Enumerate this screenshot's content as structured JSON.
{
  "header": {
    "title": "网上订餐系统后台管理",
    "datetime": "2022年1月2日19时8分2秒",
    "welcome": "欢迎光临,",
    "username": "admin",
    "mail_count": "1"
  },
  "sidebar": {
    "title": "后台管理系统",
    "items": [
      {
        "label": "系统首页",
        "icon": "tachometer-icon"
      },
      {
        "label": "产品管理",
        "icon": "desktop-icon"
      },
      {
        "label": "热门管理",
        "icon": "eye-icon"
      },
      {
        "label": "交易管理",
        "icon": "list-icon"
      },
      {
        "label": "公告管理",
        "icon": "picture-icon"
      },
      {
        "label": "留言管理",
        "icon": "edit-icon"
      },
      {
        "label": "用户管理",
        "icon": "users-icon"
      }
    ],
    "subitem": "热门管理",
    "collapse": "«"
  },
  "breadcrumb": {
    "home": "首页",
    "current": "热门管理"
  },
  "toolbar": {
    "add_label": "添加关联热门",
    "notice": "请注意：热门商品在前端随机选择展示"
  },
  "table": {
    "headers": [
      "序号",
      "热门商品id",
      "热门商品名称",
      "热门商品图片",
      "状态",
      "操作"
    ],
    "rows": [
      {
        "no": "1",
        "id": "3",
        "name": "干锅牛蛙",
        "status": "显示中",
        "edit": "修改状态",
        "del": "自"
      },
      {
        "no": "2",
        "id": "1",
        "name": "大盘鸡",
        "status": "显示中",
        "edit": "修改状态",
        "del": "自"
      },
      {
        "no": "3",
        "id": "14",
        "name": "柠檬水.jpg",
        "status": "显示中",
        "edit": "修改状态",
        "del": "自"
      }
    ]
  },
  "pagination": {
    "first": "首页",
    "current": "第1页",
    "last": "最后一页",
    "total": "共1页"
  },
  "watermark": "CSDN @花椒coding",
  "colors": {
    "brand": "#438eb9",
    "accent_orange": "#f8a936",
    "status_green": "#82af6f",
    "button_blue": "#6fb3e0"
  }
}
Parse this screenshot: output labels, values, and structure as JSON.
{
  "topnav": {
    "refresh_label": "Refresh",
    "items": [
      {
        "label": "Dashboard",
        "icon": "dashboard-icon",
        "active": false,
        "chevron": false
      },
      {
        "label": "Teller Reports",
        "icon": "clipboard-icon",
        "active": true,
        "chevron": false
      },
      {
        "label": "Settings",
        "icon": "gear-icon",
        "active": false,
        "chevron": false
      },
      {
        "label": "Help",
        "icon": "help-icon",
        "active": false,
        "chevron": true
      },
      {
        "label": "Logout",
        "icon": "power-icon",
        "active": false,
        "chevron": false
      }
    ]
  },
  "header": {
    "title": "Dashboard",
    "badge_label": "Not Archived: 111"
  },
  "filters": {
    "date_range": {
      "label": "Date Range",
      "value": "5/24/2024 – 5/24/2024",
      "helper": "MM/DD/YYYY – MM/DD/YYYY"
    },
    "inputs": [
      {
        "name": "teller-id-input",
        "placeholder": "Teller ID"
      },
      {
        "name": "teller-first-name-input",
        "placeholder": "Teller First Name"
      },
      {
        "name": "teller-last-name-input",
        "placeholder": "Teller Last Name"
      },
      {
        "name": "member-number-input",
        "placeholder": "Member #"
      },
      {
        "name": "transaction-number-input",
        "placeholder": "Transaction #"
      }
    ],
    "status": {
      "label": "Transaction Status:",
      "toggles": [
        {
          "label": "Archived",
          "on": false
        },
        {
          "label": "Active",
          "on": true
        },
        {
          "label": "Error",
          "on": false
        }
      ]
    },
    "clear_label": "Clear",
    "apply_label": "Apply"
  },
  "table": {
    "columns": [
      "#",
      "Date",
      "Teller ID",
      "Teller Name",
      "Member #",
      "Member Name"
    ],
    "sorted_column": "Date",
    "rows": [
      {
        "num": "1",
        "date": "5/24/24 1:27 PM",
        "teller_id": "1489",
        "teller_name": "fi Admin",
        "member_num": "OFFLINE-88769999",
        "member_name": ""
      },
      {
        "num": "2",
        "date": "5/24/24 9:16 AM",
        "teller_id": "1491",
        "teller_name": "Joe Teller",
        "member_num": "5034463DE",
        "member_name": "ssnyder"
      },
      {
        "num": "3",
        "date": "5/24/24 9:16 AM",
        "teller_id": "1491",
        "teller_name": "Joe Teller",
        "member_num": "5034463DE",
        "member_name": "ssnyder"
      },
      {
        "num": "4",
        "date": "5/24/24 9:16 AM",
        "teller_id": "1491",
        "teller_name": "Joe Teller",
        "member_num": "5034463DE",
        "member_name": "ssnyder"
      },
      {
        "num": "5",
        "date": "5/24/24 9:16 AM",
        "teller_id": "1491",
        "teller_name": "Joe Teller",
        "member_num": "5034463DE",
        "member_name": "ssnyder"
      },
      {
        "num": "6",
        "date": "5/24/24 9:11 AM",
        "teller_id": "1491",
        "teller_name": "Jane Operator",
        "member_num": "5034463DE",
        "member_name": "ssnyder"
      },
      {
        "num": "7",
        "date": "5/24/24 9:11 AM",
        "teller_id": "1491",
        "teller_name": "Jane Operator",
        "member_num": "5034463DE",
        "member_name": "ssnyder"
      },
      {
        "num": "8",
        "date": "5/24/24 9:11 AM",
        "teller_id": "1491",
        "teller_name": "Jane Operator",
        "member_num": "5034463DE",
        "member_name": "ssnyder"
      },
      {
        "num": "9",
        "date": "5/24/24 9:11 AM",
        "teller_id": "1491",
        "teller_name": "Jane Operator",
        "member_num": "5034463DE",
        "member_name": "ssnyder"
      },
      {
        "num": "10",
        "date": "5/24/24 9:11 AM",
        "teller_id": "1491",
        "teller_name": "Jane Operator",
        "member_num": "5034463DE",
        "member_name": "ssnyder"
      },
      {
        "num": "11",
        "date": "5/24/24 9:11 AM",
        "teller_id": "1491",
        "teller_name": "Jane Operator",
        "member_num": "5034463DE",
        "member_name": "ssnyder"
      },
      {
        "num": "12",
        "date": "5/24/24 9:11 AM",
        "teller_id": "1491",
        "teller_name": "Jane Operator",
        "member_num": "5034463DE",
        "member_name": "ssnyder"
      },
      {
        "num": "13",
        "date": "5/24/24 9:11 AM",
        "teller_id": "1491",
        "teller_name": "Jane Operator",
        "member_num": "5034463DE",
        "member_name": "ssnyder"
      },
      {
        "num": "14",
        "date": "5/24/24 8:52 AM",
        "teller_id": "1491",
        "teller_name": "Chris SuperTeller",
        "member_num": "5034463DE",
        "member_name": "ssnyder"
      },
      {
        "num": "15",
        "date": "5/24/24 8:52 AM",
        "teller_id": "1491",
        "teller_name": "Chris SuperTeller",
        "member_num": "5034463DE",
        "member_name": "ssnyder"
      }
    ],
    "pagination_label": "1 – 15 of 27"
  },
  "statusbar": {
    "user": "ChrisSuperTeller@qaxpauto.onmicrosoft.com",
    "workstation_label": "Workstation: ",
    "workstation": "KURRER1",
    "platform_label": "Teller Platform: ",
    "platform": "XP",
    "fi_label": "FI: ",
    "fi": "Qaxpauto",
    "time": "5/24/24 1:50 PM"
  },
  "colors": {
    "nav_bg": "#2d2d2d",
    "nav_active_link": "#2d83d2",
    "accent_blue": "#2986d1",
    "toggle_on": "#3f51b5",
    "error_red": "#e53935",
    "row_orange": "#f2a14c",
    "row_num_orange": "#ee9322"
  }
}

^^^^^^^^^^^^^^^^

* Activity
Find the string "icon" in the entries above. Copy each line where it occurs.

* Output for this exercise
        "icon": "tachometer-icon"
        "icon": "desktop-icon"
        "icon": "eye-icon"
        "icon": "list-icon"
        "icon": "picture-icon"
        "icon": "edit-icon"
        "icon": "users-icon"
        "icon": "dashboard-icon",
        "icon": "clipboard-icon",
        "icon": "gear-icon",
        "icon": "help-icon",
        "icon": "power-icon",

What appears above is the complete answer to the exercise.